Joshua Tree has its share of sadness and outrage, but is ultimately optimistic. To say “I still haven’t found what I’m looking for” implicitly means the search continues. OK Computer, however, is just bleak, bleak, bleak – a dreary dystopian future. Even when the music sounds like a lullaby, the lyrics cut your soul (I’m looking at you, “No Surprises”).

The outlook is matched by the singers. Thom Yorke’s voice is haunting and otherworldly. Bono’s voice is big and commanding (a cynic might say bombastic), reaching for the rafters on almost every tune. I find Yorke’s voice is often just part of the sonic soundscape, and sometimes I barely notice he’s actually singing words. Not so with Bono. With Bono, the words are the point.

Q. But which album is better?

Well, Joshua Tree opens better. Let’s face it, the 1-2-3 punch of “Where the Streets Have No Name”, “I Still Haven’t Found What I’m Looking For”, and “With or Without You” is ridiculously good. Possibly the strongest opening in rock history. We’ve all heard those songs so much you may be sick of them. Get over it and try listening to them like it’s your first time. Then pick your jaw up off the floor.

(To assist in this exercise, may I suggest listening to the live version of “Where the Streets…” on the 30th anniversary edition? It’s hard not to get caught up as 70,000 ecstatic fans positively lose their shit during that extended opening, the song building bit by bit, hitting one new crescendo after another until Bono’s vocals finally kick in: “I want to run, I want to hide…” Woooo hoooo!)

OK Computer ends better, with “No Surprises”, “Lucky” and “The Tourist”. Trippy, surreal and gorgeous, all three. They transport you (as does just about every other song, for that matter). And, having dragged us through hell for most of the album, Radiohead even toss in a little optimism near the end, beginning with penultimate “Lucky”, in which Yorke tells us “it’s going to be a glorious day/I feel my luck could change”. Even better, on closer “The Tourist”, he offers us some very sound advice: “Hey Man, slow down…Idiot, slow down.” Word (too bad the world didn’t follow it).
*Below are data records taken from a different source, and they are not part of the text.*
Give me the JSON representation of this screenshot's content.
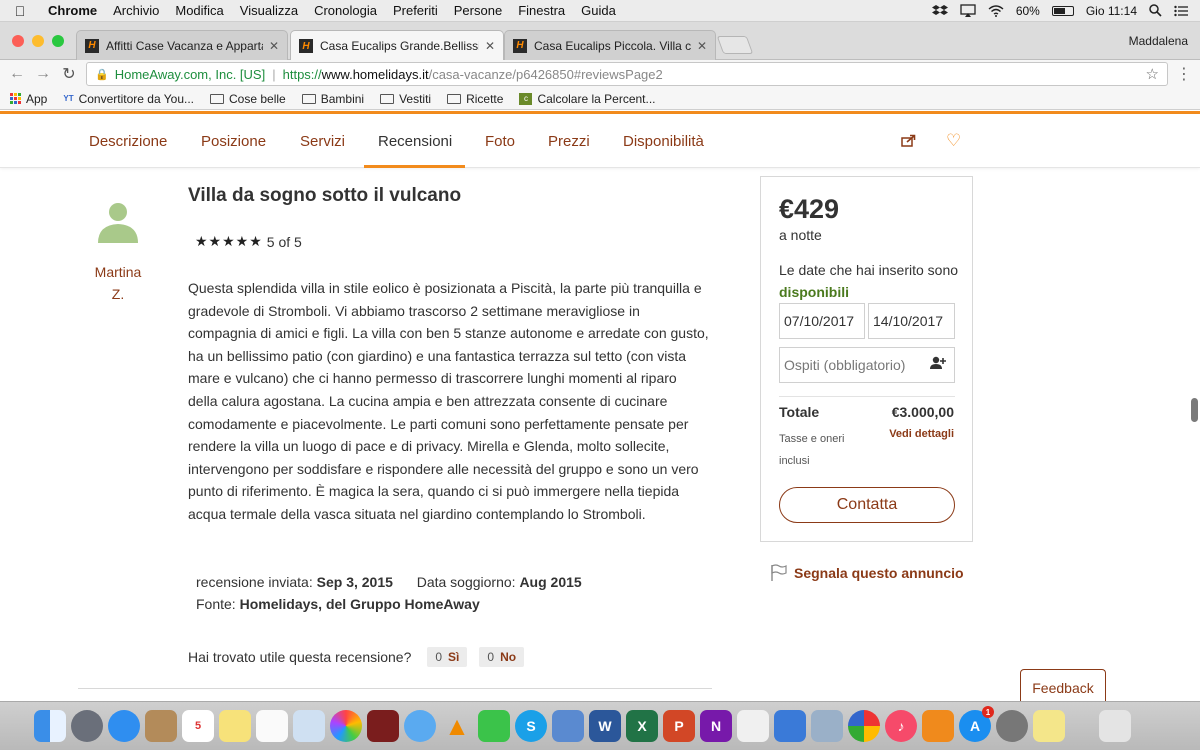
{
  "menubar": {
    "items": [
      "Chrome",
      "Archivio",
      "Modifica",
      "Visualizza",
      "Cronologia",
      "Preferiti",
      "Persone",
      "Finestra",
      "Guida"
    ],
    "battery": "60%",
    "battery_level": 0.6,
    "clock": "Gio 11:14"
  },
  "tabs": [
    {
      "title": "Affitti Case Vacanza e Apparta"
    },
    {
      "title": "Casa Eucalips Grande.Bellissim"
    },
    {
      "title": "Casa Eucalips Piccola. Villa con"
    }
  ],
  "profile_name": "Maddalena",
  "address": {
    "ev_label": "HomeAway.com, Inc. [US]",
    "scheme": "https://",
    "host": "www.homelidays.it",
    "path": "/casa-vacanze/p6426850#reviewsPage2"
  },
  "bookmarks": [
    "App",
    "Convertitore da You...",
    "Cose belle",
    "Bambini",
    "Vestiti",
    "Ricette",
    "Calcolare la Percent..."
  ],
  "subnav": {
    "links": [
      "Descrizione",
      "Posizione",
      "Servizi",
      "Recensioni",
      "Foto",
      "Prezzi",
      "Disponibilità"
    ],
    "active": "Recensioni"
  },
  "review": {
    "reviewer_first": "Martina",
    "reviewer_last": "Z.",
    "title": "Villa da sogno sotto il vulcano",
    "stars": "★★★★★",
    "rating_text": "5 of 5",
    "body": "Questa splendida villa in stile eolico è posizionata a Piscità, la parte più tranquilla e gradevole di Stromboli. Vi abbiamo trascorso 2 settimane meravigliose in compagnia di amici e figli. La villa con ben 5 stanze autonome e arredate con gusto, ha un bellissimo patio (con giardino) e una fantastica terrazza sul tetto (con vista mare e vulcano) che ci hanno permesso di trascorrere lunghi momenti al riparo della calura agostana. La cucina ampia e ben attrezzata consente di cucinare comodamente e piacevolmente. Le parti comuni sono perfettamente pensate per rendere la villa un luogo di pace e di privacy. Mirella e Glenda, molto sollecite, intervengono per soddisfare e rispondere alle necessità del gruppo e sono un vero punto di riferimento. È magica la sera, quando ci si può immergere nella tiepida acqua termale della vasca situata nel giardino contemplando lo Stromboli.",
    "sent_label": "recensione inviata:",
    "sent_date": "Sep 3, 2015",
    "stay_label": "Data soggiorno:",
    "stay_date": "Aug 2015",
    "source_label": "Fonte:",
    "source_value": "Homelidays, del Gruppo HomeAway",
    "helpful_q": "Hai trovato utile questa recensione?",
    "yes_count": "0",
    "yes_label": "Sì",
    "no_count": "0",
    "no_label": "No"
  },
  "booking": {
    "price": "€429",
    "per_night": "a notte",
    "avail_prefix": "Le date che hai inserito sono",
    "avail_status": "disponibili",
    "checkin": "07/10/2017",
    "checkout": "14/10/2017",
    "guests_placeholder": "Ospiti (obbligatorio)",
    "total_label": "Totale",
    "total_value": "€3.000,00",
    "taxes": "Tasse e oneri inclusi",
    "details": "Vedi dettagli",
    "contact": "Contatta"
  },
  "report": "Segnala questo annuncio",
  "feedback": "Feedback",
  "colors": {
    "brand_orange": "#f28b1c",
    "link_brown": "#8b3a17",
    "available_green": "#4b7a1e"
  },
  "icons": [
    "apple-icon",
    "dropbox-icon",
    "airplay-icon",
    "wifi-icon",
    "battery-icon",
    "search-icon",
    "list-icon",
    "lock-icon",
    "star-icon",
    "share-icon",
    "heart-icon",
    "user-icon",
    "flag-icon"
  ]
}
Q. So what’s the deciding factor? Quit stalling already!

Well, I will say this – at its best (“Karma Police”, “Let Down”), OK Computer is probably better. But Joshua Tree has no weaknesses, while Ok Computer has two: “Electioneering” and “Climbing Up the Walls”. This is not to say these are bad songs, it’s just that they are not quite interesting enough to make up for their unpleasantness. (I’m also not super keen on “Fitter, Happier”, but that’s mostly because I feel that creepy robot voice judging me – I must confess it’s a brilliant concept.)

Q. I sense where this is going – you sure you want to go there? The hard-core music aficionados will judge you fiercely.

I admit I’m a bit surprised. Going in, I suspected Radiohead was going to take this one, but having now listened to both records about a million times, and talking it through, I see where I’m being pulled. Maybe I’m getting old, so I’m starting to favour comfort over cynicism.

Or maybe Joshua Tree is just a bit more timeless. It’s certainly a more inspiring listen amidst the dreary politics and social conflict that surrounded us in 2020. OK Computer may have predicted the disconnected, troubling world we’re now living in, but Joshua Tree is the sort of balm we need to endure it.

WINNER: U2, Joshua TreeĀ (5 points)


80s: 23

90s: 24

80s: 72
90s: 63

Next week’s post – #2: Prince, ‘Purple Rain’ (1984) vs. Dr. Dre, ‘The Chronic’ (1992)